RSSI

RSSI : Received Signal Strength Indicator, is a measurement of the power present in a received radio signal.

The first method I used to solve my problem is based on RSSI. RSSI is used to pick up the intensity of a received signal, so if a device is far from another, the RSSI value should be lower than a closer device. This kind of measurement is mainly used with wi-fi, but it could still be implemented with Bluetooth.

In order to get the RSSI value, you need a reliable Bluetooth communication between two devices. It’s not easy to send data between devices that is why once communication is established, the hardest part is over. Now, you have to get back the RSSI value. Look on Bluetooth.device and find  EXTRA_RSSI.(links)

For my tests, I used an application from Google Play  because it would take me too much time to do my own application and there are other applications which are better, such as: Blueooth RSSI Monitor  (https://play.google.com/store/apps/details?id=com.xqapp.brm)

 

In theory, it should work, but now we will test the reliability of RSSI in practice:

For this test, I used my computer and a Nexus 7 tablet. They are both static and 3 meters from each other. The application shows the RSSI value in DB, and we can see on the following graph about 80 measurements, with a value every 2 seconds.

2014_05_20_10.48.43

Y axis : RSSI value (in DB)

X axis : Values (number of values)
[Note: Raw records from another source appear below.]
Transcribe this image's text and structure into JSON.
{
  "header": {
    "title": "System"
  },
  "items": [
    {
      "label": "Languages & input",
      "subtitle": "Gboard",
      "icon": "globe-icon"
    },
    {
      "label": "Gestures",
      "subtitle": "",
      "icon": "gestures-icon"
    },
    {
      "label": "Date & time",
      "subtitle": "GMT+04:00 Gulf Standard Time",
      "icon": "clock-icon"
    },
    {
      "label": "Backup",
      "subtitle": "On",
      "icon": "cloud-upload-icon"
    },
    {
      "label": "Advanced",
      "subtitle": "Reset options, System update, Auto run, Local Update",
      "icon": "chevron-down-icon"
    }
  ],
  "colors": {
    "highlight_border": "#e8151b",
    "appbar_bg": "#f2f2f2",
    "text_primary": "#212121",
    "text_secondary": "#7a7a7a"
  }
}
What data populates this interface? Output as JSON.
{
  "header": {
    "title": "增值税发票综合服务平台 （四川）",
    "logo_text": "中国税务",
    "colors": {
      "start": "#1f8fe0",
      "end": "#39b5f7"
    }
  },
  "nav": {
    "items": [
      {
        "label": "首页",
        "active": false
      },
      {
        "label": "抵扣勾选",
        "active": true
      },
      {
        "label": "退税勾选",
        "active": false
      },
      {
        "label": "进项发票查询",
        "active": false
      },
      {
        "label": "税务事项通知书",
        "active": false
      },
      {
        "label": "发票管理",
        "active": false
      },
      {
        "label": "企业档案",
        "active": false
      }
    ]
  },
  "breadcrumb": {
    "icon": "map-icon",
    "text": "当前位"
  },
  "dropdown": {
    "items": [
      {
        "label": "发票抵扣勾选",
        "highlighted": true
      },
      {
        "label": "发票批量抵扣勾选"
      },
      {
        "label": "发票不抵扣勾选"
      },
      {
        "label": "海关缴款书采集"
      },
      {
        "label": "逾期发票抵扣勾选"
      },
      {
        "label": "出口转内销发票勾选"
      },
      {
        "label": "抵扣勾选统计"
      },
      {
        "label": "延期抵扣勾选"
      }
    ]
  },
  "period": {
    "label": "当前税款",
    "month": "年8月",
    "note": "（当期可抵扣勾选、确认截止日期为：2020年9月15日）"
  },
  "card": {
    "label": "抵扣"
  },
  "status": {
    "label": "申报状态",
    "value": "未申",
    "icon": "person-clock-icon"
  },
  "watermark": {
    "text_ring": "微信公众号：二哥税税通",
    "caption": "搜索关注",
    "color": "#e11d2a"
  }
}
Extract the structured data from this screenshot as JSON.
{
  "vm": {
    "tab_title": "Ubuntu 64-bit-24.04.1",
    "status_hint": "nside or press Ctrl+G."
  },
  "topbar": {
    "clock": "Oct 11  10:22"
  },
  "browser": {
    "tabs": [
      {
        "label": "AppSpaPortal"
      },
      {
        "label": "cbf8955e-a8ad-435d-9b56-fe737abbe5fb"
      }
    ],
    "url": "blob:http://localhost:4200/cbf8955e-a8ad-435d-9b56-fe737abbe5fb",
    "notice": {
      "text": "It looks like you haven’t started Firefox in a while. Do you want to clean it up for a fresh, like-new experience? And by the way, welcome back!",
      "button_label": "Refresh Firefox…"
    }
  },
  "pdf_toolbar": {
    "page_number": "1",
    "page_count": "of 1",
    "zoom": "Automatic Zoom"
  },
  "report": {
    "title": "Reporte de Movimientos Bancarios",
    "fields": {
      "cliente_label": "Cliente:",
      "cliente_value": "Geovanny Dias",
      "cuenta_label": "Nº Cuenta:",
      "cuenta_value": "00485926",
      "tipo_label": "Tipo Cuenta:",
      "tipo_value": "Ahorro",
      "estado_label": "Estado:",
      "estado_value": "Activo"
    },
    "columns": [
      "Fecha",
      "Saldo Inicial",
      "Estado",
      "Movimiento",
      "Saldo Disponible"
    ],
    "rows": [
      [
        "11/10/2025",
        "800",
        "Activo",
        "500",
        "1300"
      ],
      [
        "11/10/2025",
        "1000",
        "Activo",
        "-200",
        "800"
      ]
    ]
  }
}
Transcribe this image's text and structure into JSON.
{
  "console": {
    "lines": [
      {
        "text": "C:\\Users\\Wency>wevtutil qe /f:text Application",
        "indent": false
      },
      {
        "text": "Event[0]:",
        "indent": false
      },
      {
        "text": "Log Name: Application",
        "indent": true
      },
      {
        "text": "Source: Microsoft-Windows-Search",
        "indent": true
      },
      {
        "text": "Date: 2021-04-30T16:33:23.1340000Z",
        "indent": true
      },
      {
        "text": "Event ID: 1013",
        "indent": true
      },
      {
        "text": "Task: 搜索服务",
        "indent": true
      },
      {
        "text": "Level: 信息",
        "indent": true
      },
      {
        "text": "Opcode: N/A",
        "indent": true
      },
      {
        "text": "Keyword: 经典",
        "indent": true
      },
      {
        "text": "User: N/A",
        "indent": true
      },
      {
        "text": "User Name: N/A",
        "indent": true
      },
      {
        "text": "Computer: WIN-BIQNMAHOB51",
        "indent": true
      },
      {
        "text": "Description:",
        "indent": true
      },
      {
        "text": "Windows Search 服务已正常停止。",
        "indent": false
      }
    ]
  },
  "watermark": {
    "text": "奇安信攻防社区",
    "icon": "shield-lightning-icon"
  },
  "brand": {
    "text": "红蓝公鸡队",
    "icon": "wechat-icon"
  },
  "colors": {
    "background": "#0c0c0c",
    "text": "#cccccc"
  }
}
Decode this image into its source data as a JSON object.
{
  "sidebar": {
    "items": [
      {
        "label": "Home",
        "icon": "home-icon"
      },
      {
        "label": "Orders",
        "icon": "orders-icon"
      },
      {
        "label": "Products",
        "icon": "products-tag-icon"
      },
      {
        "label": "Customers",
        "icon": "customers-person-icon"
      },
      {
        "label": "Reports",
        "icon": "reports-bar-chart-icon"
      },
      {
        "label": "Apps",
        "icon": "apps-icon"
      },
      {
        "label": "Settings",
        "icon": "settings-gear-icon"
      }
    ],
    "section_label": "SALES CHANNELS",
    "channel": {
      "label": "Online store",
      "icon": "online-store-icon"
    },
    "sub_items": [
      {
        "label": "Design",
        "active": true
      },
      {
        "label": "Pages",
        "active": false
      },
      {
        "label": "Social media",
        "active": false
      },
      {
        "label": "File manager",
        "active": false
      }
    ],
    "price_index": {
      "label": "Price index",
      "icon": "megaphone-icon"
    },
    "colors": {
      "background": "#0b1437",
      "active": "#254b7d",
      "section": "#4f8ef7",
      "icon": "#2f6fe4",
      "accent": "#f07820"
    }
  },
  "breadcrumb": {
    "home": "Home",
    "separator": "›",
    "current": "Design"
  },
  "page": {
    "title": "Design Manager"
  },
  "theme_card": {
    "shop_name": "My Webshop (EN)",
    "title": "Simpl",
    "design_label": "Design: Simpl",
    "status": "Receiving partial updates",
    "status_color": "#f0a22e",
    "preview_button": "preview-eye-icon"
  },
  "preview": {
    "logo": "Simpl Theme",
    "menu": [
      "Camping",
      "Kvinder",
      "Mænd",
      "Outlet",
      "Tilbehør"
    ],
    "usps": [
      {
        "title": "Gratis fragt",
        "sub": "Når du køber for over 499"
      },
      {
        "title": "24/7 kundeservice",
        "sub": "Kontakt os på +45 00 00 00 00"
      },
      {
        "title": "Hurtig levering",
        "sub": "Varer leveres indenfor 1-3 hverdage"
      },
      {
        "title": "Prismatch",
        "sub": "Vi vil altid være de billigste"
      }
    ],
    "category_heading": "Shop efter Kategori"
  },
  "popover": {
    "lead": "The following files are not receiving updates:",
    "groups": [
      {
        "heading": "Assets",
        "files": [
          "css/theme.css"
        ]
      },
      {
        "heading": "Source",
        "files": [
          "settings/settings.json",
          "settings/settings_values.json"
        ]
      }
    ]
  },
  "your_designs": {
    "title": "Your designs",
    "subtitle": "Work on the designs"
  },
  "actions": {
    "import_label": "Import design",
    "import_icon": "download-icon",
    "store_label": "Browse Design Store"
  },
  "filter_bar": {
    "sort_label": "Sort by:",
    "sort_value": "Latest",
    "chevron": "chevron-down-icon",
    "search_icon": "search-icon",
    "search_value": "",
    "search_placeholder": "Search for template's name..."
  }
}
According to theory, we should see a constant value because the devices have not moved, but we can observe that signal is very unstable. The value varied from -60DB to -89DB, so we cannot use this method to do a precise measurement.